====== Entries provided

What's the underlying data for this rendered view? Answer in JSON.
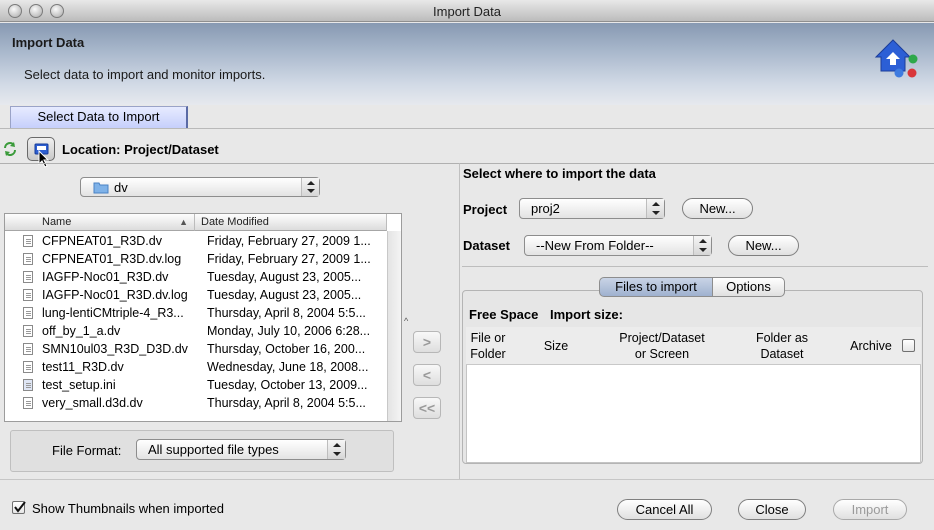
{
  "window": {
    "title": "Import Data"
  },
  "header": {
    "title": "Import Data",
    "subtitle": "Select data to import and monitor imports."
  },
  "tabs": [
    {
      "label": "Select Data to Import",
      "selected": true
    }
  ],
  "toolbar": {
    "location_label": "Location: Project/Dataset"
  },
  "folder": {
    "selected": "dv"
  },
  "file_table": {
    "columns": [
      "Name",
      "Date Modified"
    ],
    "rows": [
      {
        "name": "CFPNEAT01_R3D.dv",
        "date": "Friday, February 27, 2009 1...",
        "icon": "document-icon"
      },
      {
        "name": "CFPNEAT01_R3D.dv.log",
        "date": "Friday, February 27, 2009 1...",
        "icon": "document-icon"
      },
      {
        "name": "IAGFP-Noc01_R3D.dv",
        "date": "Tuesday, August 23, 2005...",
        "icon": "document-icon"
      },
      {
        "name": "IAGFP-Noc01_R3D.dv.log",
        "date": "Tuesday, August 23, 2005...",
        "icon": "document-icon"
      },
      {
        "name": "lung-lentiCMtriple-4_R3...",
        "date": "Thursday, April 8, 2004 5:5...",
        "icon": "document-icon"
      },
      {
        "name": "off_by_1_a.dv",
        "date": "Monday, July 10, 2006 6:28...",
        "icon": "document-icon"
      },
      {
        "name": "SMN10ul03_R3D_D3D.dv",
        "date": "Thursday, October 16, 200...",
        "icon": "document-icon"
      },
      {
        "name": "test11_R3D.dv",
        "date": "Wednesday, June 18, 2008...",
        "icon": "document-icon"
      },
      {
        "name": "test_setup.ini",
        "date": "Tuesday, October 13, 2009...",
        "icon": "settings-file-icon"
      },
      {
        "name": "very_small.d3d.dv",
        "date": "Thursday, April 8, 2004 5:5...",
        "icon": "document-icon"
      }
    ]
  },
  "file_format": {
    "label": "File Format:",
    "selected": "All supported file types"
  },
  "target": {
    "heading": "Select where to import the data",
    "project_label": "Project",
    "project_value": "proj2",
    "project_new": "New...",
    "dataset_label": "Dataset",
    "dataset_value": "--New From Folder--",
    "dataset_new": "New..."
  },
  "right_tabs": [
    {
      "label": "Files to import",
      "selected": true
    },
    {
      "label": "Options",
      "selected": false
    }
  ],
  "import_info": {
    "free_space": "Free Space",
    "import_size": "Import size:"
  },
  "import_table": {
    "col1": [
      "File or",
      "Folder"
    ],
    "col2": "Size",
    "col3": [
      "Project/Dataset",
      "or Screen"
    ],
    "col4": [
      "Folder as",
      "Dataset"
    ],
    "col5": "Archive"
  },
  "thumbnails": {
    "label": "Show Thumbnails when imported",
    "checked": true
  },
  "buttons": {
    "cancel_all": "Cancel All",
    "close": "Close",
    "import": "Import"
  },
  "colors": {
    "tab": "#c9d2fb",
    "header": "#a9b8cc"
  }
}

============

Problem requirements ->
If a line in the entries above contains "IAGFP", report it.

Expected answer ->
        "name": "IAGFP-Noc01_R3D.dv",
        "name": "IAGFP-Noc01_R3D.dv.log",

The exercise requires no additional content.